Glass Eye Pal Graham Reznick writes about his favorite Carpenter flick IN THE MOUTH OF MADNESS on Shock Till You Drop, proposing that MOUTH was at the forefront of “Metafiction” in popular culture. Check it!


“Movies and novels that both comment on themselves and directly involve the audience are nothing new. Famous examples exist at least as far back as 1903’s The Great Train Robbery, which has, in a non-story specific scene, a bandit shooting a gun directly at the camera, implying he is able to shoot through the screen and bring the audience directly into the world of the film. H.P. Lovecraft’s classic novel At the Mountains of Madness is another precursor, as the title “In the Mouth of Madness” implies.
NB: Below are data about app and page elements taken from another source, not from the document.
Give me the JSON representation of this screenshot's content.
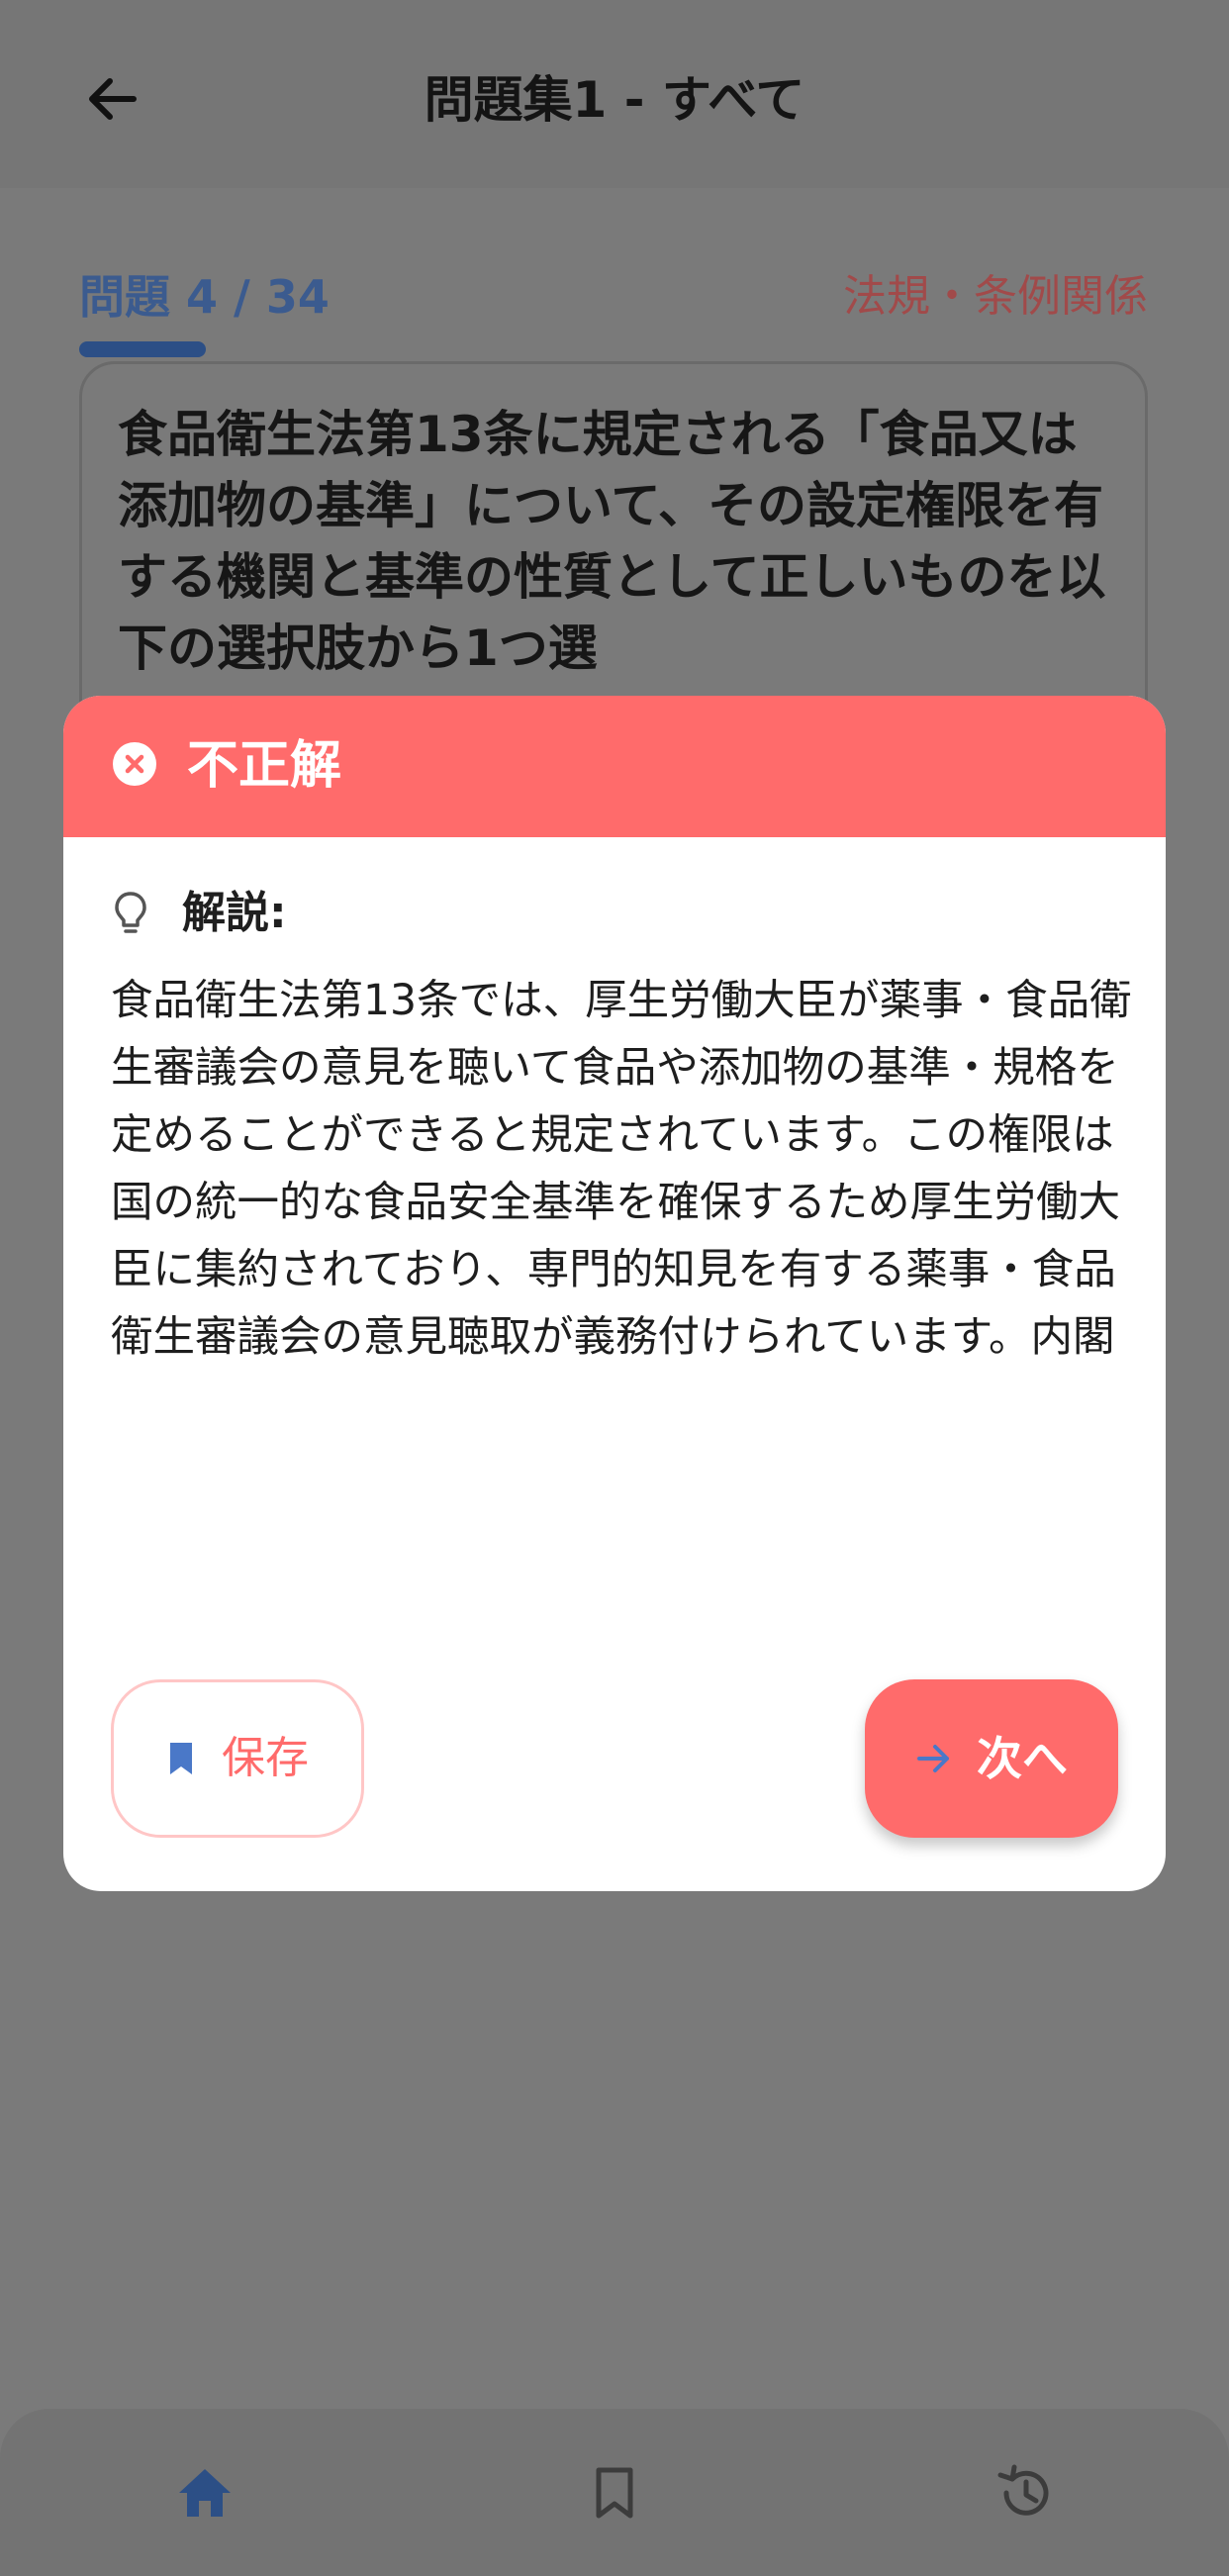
{
  "app_bar": {
    "title": "問題集1 - すべて",
    "back_icon": "arrow-left-icon"
  },
  "question": {
    "counter": "問題 4 / 34",
    "category": "法規・条例関係",
    "text": "食品衛生法第13条に規定される「食品又は添加物の基準」について、その設定権限を有する機関と基準の性質として正しいものを以下の選択肢から1つ選"
  },
  "result": {
    "icon": "close-circle-icon",
    "title": "不正解",
    "color": "#ff6b6b"
  },
  "explanation": {
    "icon": "lightbulb-icon",
    "label": "解説:",
    "text": "食品衛生法第13条では、厚生労働大臣が薬事・食品衛生審議会の意見を聴いて食品や添加物の基準・規格を定めることができると規定されています。この権限は国の統一的な食品安全基準を確保するため厚生労働大臣に集約されており、専門的知見を有する薬事・食品衛生審議会の意見聴取が義務付けられています。内閣総理大臣や都道府県知事にはこの権限はなく、また厚生労働大臣の独断ではなく審議会の意見聴取が必要です。この基準には製造基準、加工基準、保存基準等が含まれます。"
  },
  "actions": {
    "save_label": "保存",
    "save_icon": "bookmark-icon",
    "next_label": "次へ",
    "next_icon": "arrow-right-icon"
  },
  "bottom_nav": {
    "items": [
      {
        "icon": "home-icon",
        "active": true
      },
      {
        "icon": "bookmark-outline-icon",
        "active": false
      },
      {
        "icon": "history-icon",
        "active": false
      }
    ]
  },
  "colors": {
    "accent": "#ff6b6b",
    "primary_blue": "#4a78c8",
    "overlay": "#7a7a7a"
  }
}
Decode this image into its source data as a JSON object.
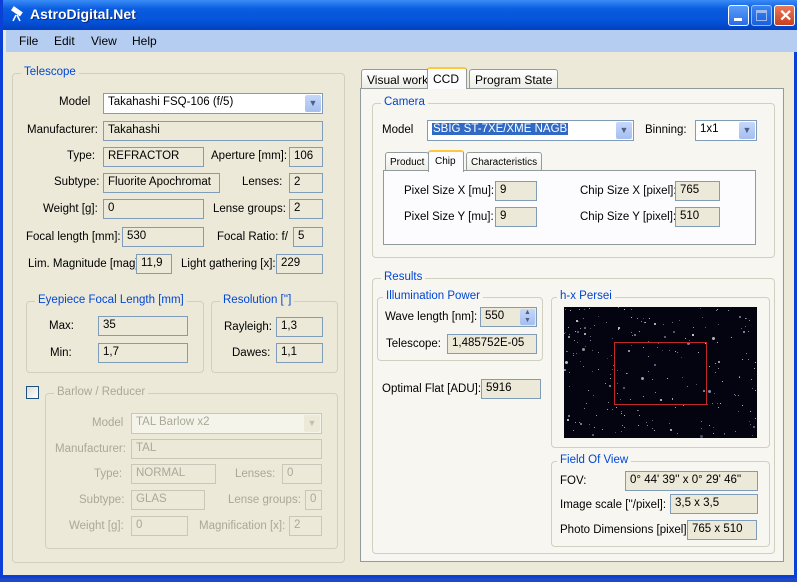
{
  "window": {
    "title": "AstroDigital.Net",
    "icon": "telescope-icon",
    "buttons": [
      "minimize",
      "maximize",
      "close"
    ]
  },
  "menu": [
    "File",
    "Edit",
    "View",
    "Help"
  ],
  "telescope": {
    "legend": "Telescope",
    "model_label": "Model",
    "model": "Takahashi FSQ-106 (f/5)",
    "manufacturer_label": "Manufacturer:",
    "manufacturer": "Takahashi",
    "type_label": "Type:",
    "type": "REFRACTOR",
    "aperture_label": "Aperture [mm]:",
    "aperture": "106",
    "subtype_label": "Subtype:",
    "subtype": "Fluorite Apochromat",
    "lenses_label": "Lenses:",
    "lenses": "2",
    "weight_label": "Weight [g]:",
    "weight": "0",
    "lense_groups_label": "Lense groups:",
    "lense_groups": "2",
    "focal_length_label": "Focal length [mm]:",
    "focal_length": "530",
    "focal_ratio_label": "Focal Ratio:  f/",
    "focal_ratio": "5",
    "lim_mag_label": "Lim. Magnitude [mag]:",
    "lim_mag": "11,9",
    "light_gathering_label": "Light gathering [x]:",
    "light_gathering": "229"
  },
  "eyepiece": {
    "legend": "Eyepiece Focal Length [mm]",
    "max_label": "Max:",
    "max": "35",
    "min_label": "Min:",
    "min": "1,7"
  },
  "resolution": {
    "legend": "Resolution ['']",
    "rayleigh_label": "Rayleigh:",
    "rayleigh": "1,3",
    "dawes_label": "Dawes:",
    "dawes": "1,1"
  },
  "barlow": {
    "legend": "Barlow / Reducer",
    "enabled": false,
    "model_label": "Model",
    "model": "TAL Barlow x2",
    "manufacturer_label": "Manufacturer:",
    "manufacturer": "TAL",
    "type_label": "Type:",
    "type": "NORMAL",
    "lenses_label": "Lenses:",
    "lenses": "0",
    "subtype_label": "Subtype:",
    "subtype": "GLAS",
    "lense_groups_label": "Lense groups:",
    "lense_groups": "0",
    "weight_label": "Weight [g]:",
    "weight": "0",
    "magnification_label": "Magnification [x]:",
    "magnification": "2"
  },
  "tabs": [
    {
      "label": "Visual work"
    },
    {
      "label": "CCD",
      "active": true
    },
    {
      "label": "Program State"
    }
  ],
  "camera": {
    "legend": "Camera",
    "model_label": "Model",
    "model": "SBIG ST-7XE/XME NAGB",
    "binning_label": "Binning:",
    "binning": "1x1",
    "subtabs": [
      {
        "label": "Product"
      },
      {
        "label": "Chip",
        "active": true
      },
      {
        "label": "Characteristics"
      }
    ],
    "pixel_x_label": "Pixel Size X [mu]:",
    "pixel_x": "9",
    "pixel_y_label": "Pixel Size Y [mu]:",
    "pixel_y": "9",
    "chip_x_label": "Chip Size X [pixel]:",
    "chip_x": "765",
    "chip_y_label": "Chip Size Y [pixel]:",
    "chip_y": "510"
  },
  "results": {
    "legend": "Results",
    "illumination_legend": "Illumination Power",
    "wavelength_label": "Wave length [nm]:",
    "wavelength": "550",
    "telescope_label": "Telescope:",
    "telescope": "1,485752E-05",
    "optimal_flat_label": "Optimal Flat [ADU]:",
    "optimal_flat": "5916",
    "preview_legend": "h-x Persei",
    "fov_legend": "Field Of View",
    "fov_label": "FOV:",
    "fov": "0° 44' 39''  x 0° 29' 46''",
    "image_scale_label": "Image scale [''/pixel]:",
    "image_scale": "3,5 x 3,5",
    "photo_dim_label": "Photo Dimensions [pixel]:",
    "photo_dim": "765 x 510"
  },
  "colors": {
    "legend": "#0046d5",
    "selection": "#316ac5",
    "roi": "#c0282a"
  }
}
It’s an early example of “found” narrative – the entire story unfolds through diary entries from the members of an arctic expedition that has uncovered the frozen resting site of terrifying Elder Things (it’s also a precursor to The Thing). The narrative speaks to the reader directly, urging them to stay far away. It doesn’t tumble the reader directly into the madness of the narrative (like other Lovecraft stories), but it does indicate that the world of the narrative and the world of the reader are one and the same (much like the general conceit of most “found footage” films). Part of Lovecraft’s enduring relevance is due to his ability to use these self-reflexive methods to evoke the effect of a classic campfire tale: a horror story meant to convince you the terror of the tale may cross over into your own life.”

Read the whole essay at Shock Till You Drop